Imagine three divorced fairy godmothers wearing red hats feeding you yellow cake, laying out your new life, and getting you ready for the charity ball by teaching you how to play bridge. There you have it. The almost penniless newly divorced matron with good manners sets up a home decorating business, stops crying, and learns to negotiate and win.
“John has left me his town. Although now that his town didn’t have the children in it..”
The demented but funny* ex-wife of a husband who should have come with instructions on how to load the dishwasher invites our sympathy because:
1. the ex-person has custody of the children
2. she is vaguely overweight
3. her mother doesn’t recognize her voice on the phone [“Your father could talk to anybody, to Osama Bin Laden” as though there was another Bin Laden who was a better conversationalist.]
4. she opens a cat-house for middle-aged women with nothing to do but paint their bathrooms and get pedicures
She finds an old delapidated lodge just outside of the dull little University town of Onkwedo, hires the men’s crew team as research assistants for a science experiment on female sexual response, and launches her career as a Madame while she finishes a novel by Nabokov on the side.
She interviews with a potential sex-worker:
Sydney Walker carefully arranged a tiny ipod system with speakers …on the mantle above the fireplace. He turned on a Los Lonely Boys song, Heaven, and began to strip. It was the most interesting thing I’d watched since they put a mirror up for the birth of [my daughter].
She looks for a new place to live:
It looked as if a young architect, fresh from Onkwedo’s own Wainwright University, had fallen in love with Frank Lloyd Wright, bought himself a pile of wood, borrowed a hammer and set to work. Like the Second Little Pig had been schooled at the Bauhaus.
She goes to New York City to meet with a lawyer:
I wondered if his real name was Max or whether the company had merely insisted on something mono-syllabic.
She goes out on a date:
I used to be a catch. Dated three or four at a time. I burned out. And when they show up with those big pocketbooks I know I am in trouble… They bring their own sex toys. Is that progress? I feel like the Hoover guy….
“Don’t you know I’m going to live happily ever after anyway?”
After painting, waxing, polishing, wallpapering, and flowering up her old Nantucket house, Nan tells Sara about a man she met and loved. Sarah replies: but wouldn’t it be nice if you met him again and fell in love and lived happily ever after…?
It is then that Nan replies: “Don’t you know I’m going to live happily ever after anyway?” Thus an overgrammatical, nervously detailed book about women becomes a different kind of woman’s book. For it is a woman’s book. Men do not want to read about hypercritical wives with unemotional husbands.
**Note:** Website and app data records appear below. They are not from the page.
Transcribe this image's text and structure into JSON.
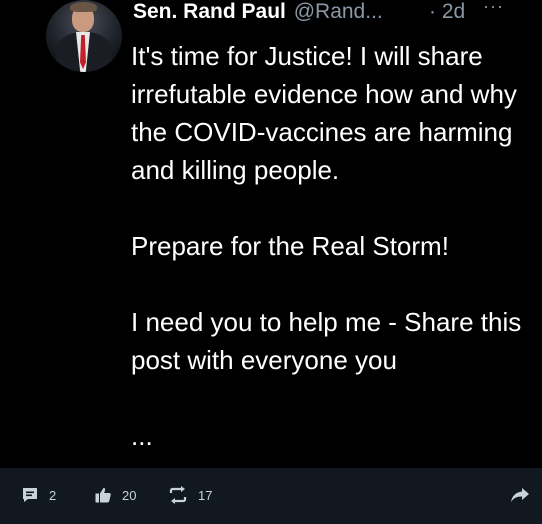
{
  "post": {
    "author_name": "Sen. Rand Paul",
    "author_handle": "@Rand...",
    "timestamp": "· 2d",
    "more_icon": "ellipsis-icon",
    "avatar_icon": "profile-photo",
    "paragraphs": [
      "It's time for Justice! I will share irrefutable evidence how and why the COVID-vaccines are harming and killing people.",
      "Prepare for the Real Storm!",
      "I need you to help me - Share this post with everyone you"
    ],
    "truncation": "..."
  },
  "actions": {
    "comments": {
      "icon": "comment-icon",
      "count": "2"
    },
    "likes": {
      "icon": "thumbs-up-icon",
      "count": "20"
    },
    "reposts": {
      "icon": "repost-icon",
      "count": "17"
    },
    "share": {
      "icon": "share-arrow-icon"
    }
  }
}
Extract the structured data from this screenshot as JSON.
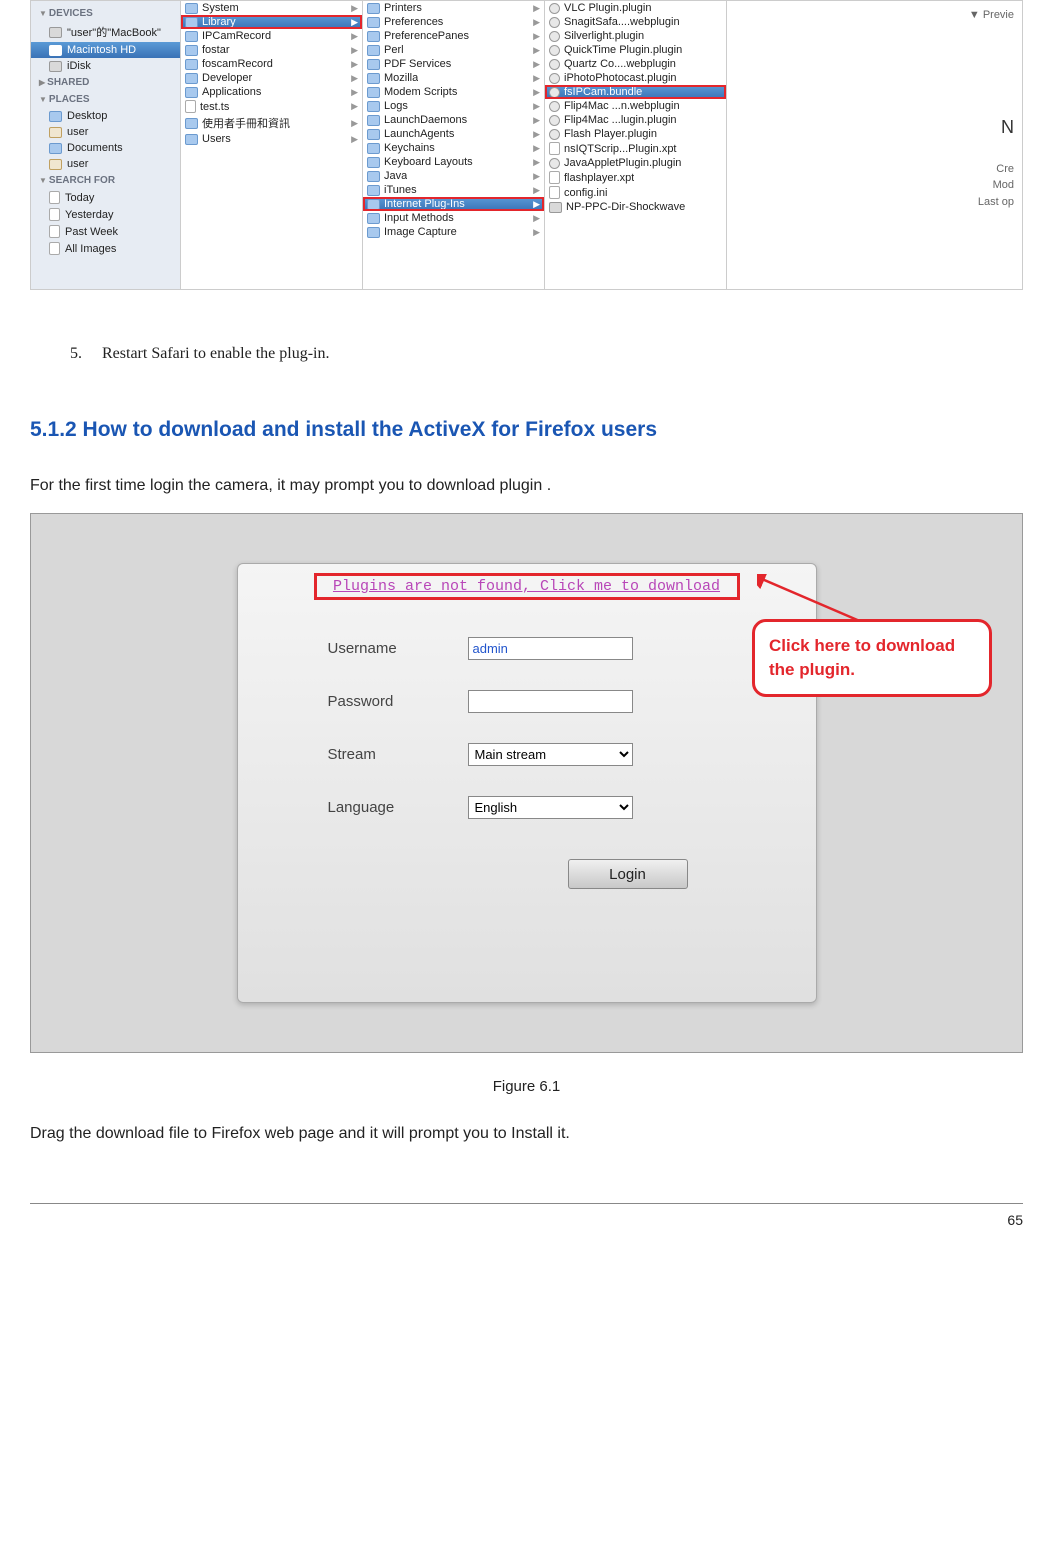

No, men do not want to read about the thousand layers of feelings baked into 3 women with marital problems. But then neither do women.
This is not just another old-woman-who-turns-an-old-house-into-a-bed-and-breakfast-and-finds-X (money, god, sex, success) book. This is a book about Nan, a lovely, lipsticked, free and sentimental gardener who smokes and bikes and lives in a big old house alone. Nan gathers around herself an assemblage of half couples, gay, divorced, confused and lonely. Somehow they mix and change each other — if only for the duration of a summer.